> [ACTIVITY]:
Please repeat the records beneath this task exactly as they appear, but skip the images.

[Element data from apps and pages]
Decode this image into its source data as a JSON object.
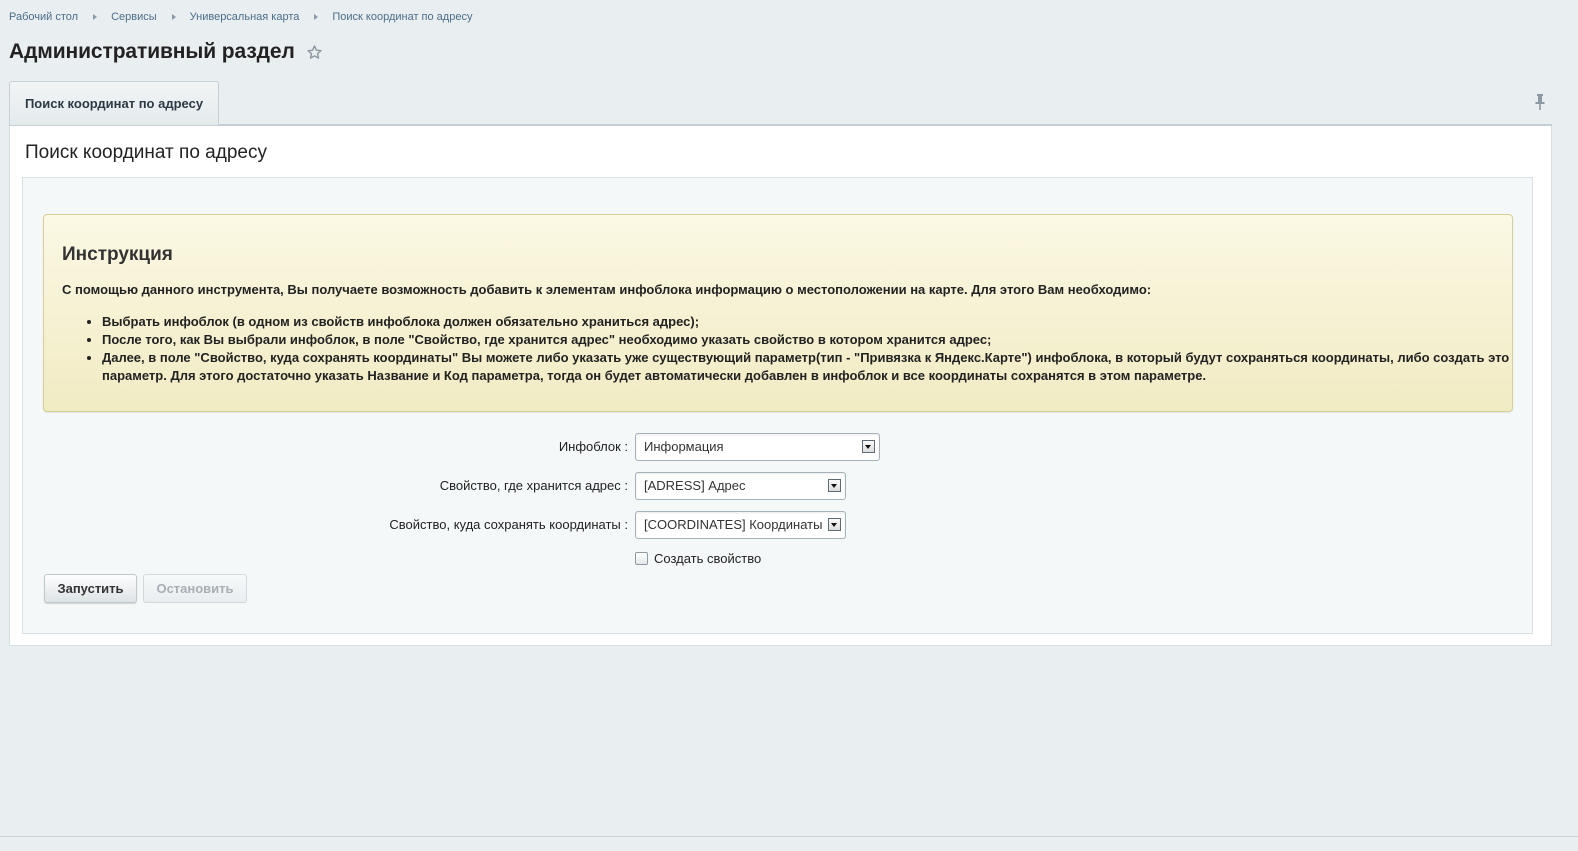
{
  "breadcrumb": {
    "items": [
      {
        "label": "Рабочий стол"
      },
      {
        "label": "Сервисы"
      },
      {
        "label": "Универсальная карта"
      },
      {
        "label": "Поиск координат по адресу"
      }
    ]
  },
  "header": {
    "title": "Административный раздел",
    "star_icon": "star-outline-icon"
  },
  "tabs": [
    {
      "label": "Поиск координат по адресу",
      "active": true
    }
  ],
  "toolbar": {
    "pin_icon": "pin-icon"
  },
  "main": {
    "heading": "Поиск координат по адресу",
    "notice": {
      "title": "Инструкция",
      "intro": "С помощью данного инструмента, Вы получаете возможность добавить к элементам инфоблока информацию о местоположении на карте. Для этого Вам необходимо:",
      "items": [
        "Выбрать инфоблок (в одном из свойств инфоблока должен обязательно храниться адрес);",
        "После того, как Вы выбрали инфоблок, в поле \"Свойство, где хранится адрес\" необходимо указать свойство в котором хранится адрес;",
        "Далее, в поле \"Свойство, куда сохранять координаты\" Вы можете либо указать уже существующий параметр(тип - \"Привязка к Яндекс.Карте\") инфоблока, в который будут сохраняться координаты, либо создать это параметр. Для этого достаточно указать Название и Код параметра, тогда он будет автоматически добавлен в инфоблок и все координаты сохранятся в этом параметре."
      ]
    },
    "form": {
      "iblock": {
        "label": "Инфоблок :",
        "value": "Информация"
      },
      "address_prop": {
        "label": "Свойство, где хранится адрес :",
        "value": "[ADRESS] Адрес"
      },
      "coords_prop": {
        "label": "Свойство, куда сохранять координаты :",
        "value": "[COORDINATES] Координаты"
      },
      "create_prop": {
        "label": "Создать свойство",
        "checked": false
      }
    },
    "buttons": {
      "start": "Запустить",
      "stop": "Остановить"
    }
  },
  "colors": {
    "background": "#e9eef1",
    "link": "#4b6d8a",
    "notice_bg": "#f4efcf",
    "notice_border": "#d7cf97"
  }
}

> [ANSWER BELOW]:
Decode this image into its source data as a JSON object.
{
  "breadcrumb": {
    "items": [
      {
        "label": "Рабочий стол"
      },
      {
        "label": "Сервисы"
      },
      {
        "label": "Универсальная карта"
      },
      {
        "label": "Поиск координат по адресу"
      }
    ]
  },
  "header": {
    "title": "Административный раздел",
    "star_icon": "star-outline-icon"
  },
  "tabs": [
    {
      "label": "Поиск координат по адресу",
      "active": true
    }
  ],
  "toolbar": {
    "pin_icon": "pin-icon"
  },
  "main": {
    "heading": "Поиск координат по адресу",
    "notice": {
      "title": "Инструкция",
      "intro": "С помощью данного инструмента, Вы получаете возможность добавить к элементам инфоблока информацию о местоположении на карте. Для этого Вам необходимо:",
      "items": [
        "Выбрать инфоблок (в одном из свойств инфоблока должен обязательно храниться адрес);",
        "После того, как Вы выбрали инфоблок, в поле \"Свойство, где хранится адрес\" необходимо указать свойство в котором хранится адрес;",
        "Далее, в поле \"Свойство, куда сохранять координаты\" Вы можете либо указать уже существующий параметр(тип - \"Привязка к Яндекс.Карте\") инфоблока, в который будут сохраняться координаты, либо создать это параметр. Для этого достаточно указать Название и Код параметра, тогда он будет автоматически добавлен в инфоблок и все координаты сохранятся в этом параметре."
      ]
    },
    "form": {
      "iblock": {
        "label": "Инфоблок :",
        "value": "Информация"
      },
      "address_prop": {
        "label": "Свойство, где хранится адрес :",
        "value": "[ADRESS] Адрес"
      },
      "coords_prop": {
        "label": "Свойство, куда сохранять координаты :",
        "value": "[COORDINATES] Координаты"
      },
      "create_prop": {
        "label": "Создать свойство",
        "checked": false
      }
    },
    "buttons": {
      "start": "Запустить",
      "stop": "Остановить"
    }
  },
  "colors": {
    "background": "#e9eef1",
    "link": "#4b6d8a",
    "notice_bg": "#f4efcf",
    "notice_border": "#d7cf97"
  }
}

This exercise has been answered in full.